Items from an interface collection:
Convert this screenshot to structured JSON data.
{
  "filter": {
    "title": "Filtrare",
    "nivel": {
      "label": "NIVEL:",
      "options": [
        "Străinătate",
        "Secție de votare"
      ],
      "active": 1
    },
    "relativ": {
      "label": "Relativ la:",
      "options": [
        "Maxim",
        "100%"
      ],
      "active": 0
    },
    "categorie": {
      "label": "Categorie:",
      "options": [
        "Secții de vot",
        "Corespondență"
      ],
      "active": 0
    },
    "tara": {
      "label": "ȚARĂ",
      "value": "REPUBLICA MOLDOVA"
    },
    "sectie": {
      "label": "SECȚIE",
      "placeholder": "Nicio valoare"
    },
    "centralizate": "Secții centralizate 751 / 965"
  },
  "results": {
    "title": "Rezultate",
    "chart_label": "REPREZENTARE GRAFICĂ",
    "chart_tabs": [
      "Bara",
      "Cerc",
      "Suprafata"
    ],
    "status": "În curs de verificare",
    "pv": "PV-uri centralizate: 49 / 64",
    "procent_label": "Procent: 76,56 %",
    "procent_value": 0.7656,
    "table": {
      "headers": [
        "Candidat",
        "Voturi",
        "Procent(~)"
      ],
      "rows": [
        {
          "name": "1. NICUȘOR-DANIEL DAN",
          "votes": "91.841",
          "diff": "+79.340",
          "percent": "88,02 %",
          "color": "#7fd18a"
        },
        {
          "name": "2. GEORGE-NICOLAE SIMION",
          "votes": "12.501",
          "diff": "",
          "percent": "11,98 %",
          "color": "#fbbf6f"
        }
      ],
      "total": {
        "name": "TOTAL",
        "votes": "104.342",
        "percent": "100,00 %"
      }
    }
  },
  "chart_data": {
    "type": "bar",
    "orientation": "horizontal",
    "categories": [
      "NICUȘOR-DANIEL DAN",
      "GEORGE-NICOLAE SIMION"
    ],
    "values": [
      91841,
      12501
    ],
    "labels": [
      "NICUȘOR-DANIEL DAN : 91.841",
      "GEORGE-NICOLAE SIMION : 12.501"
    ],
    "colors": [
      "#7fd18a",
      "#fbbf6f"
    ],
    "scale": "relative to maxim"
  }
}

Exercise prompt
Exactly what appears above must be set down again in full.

Answer to this task
Convert this screenshot to structured JSON data.
{
  "filter": {
    "title": "Filtrare",
    "nivel": {
      "label": "NIVEL:",
      "options": [
        "Străinătate",
        "Secție de votare"
      ],
      "active": 1
    },
    "relativ": {
      "label": "Relativ la:",
      "options": [
        "Maxim",
        "100%"
      ],
      "active": 0
    },
    "categorie": {
      "label": "Categorie:",
      "options": [
        "Secții de vot",
        "Corespondență"
      ],
      "active": 0
    },
    "tara": {
      "label": "ȚARĂ",
      "value": "REPUBLICA MOLDOVA"
    },
    "sectie": {
      "label": "SECȚIE",
      "placeholder": "Nicio valoare"
    },
    "centralizate": "Secții centralizate 751 / 965"
  },
  "results": {
    "title": "Rezultate",
    "chart_label": "REPREZENTARE GRAFICĂ",
    "chart_tabs": [
      "Bara",
      "Cerc",
      "Suprafata"
    ],
    "status": "În curs de verificare",
    "pv": "PV-uri centralizate: 49 / 64",
    "procent_label": "Procent: 76,56 %",
    "procent_value": 0.7656,
    "table": {
      "headers": [
        "Candidat",
        "Voturi",
        "Procent(~)"
      ],
      "rows": [
        {
          "name": "1. NICUȘOR-DANIEL DAN",
          "votes": "91.841",
          "diff": "+79.340",
          "percent": "88,02 %",
          "color": "#7fd18a"
        },
        {
          "name": "2. GEORGE-NICOLAE SIMION",
          "votes": "12.501",
          "diff": "",
          "percent": "11,98 %",
          "color": "#fbbf6f"
        }
      ],
      "total": {
        "name": "TOTAL",
        "votes": "104.342",
        "percent": "100,00 %"
      }
    }
  },
  "chart_data": {
    "type": "bar",
    "orientation": "horizontal",
    "categories": [
      "NICUȘOR-DANIEL DAN",
      "GEORGE-NICOLAE SIMION"
    ],
    "values": [
      91841,
      12501
    ],
    "labels": [
      "NICUȘOR-DANIEL DAN : 91.841",
      "GEORGE-NICOLAE SIMION : 12.501"
    ],
    "colors": [
      "#7fd18a",
      "#fbbf6f"
    ],
    "scale": "relative to maxim"
  }
}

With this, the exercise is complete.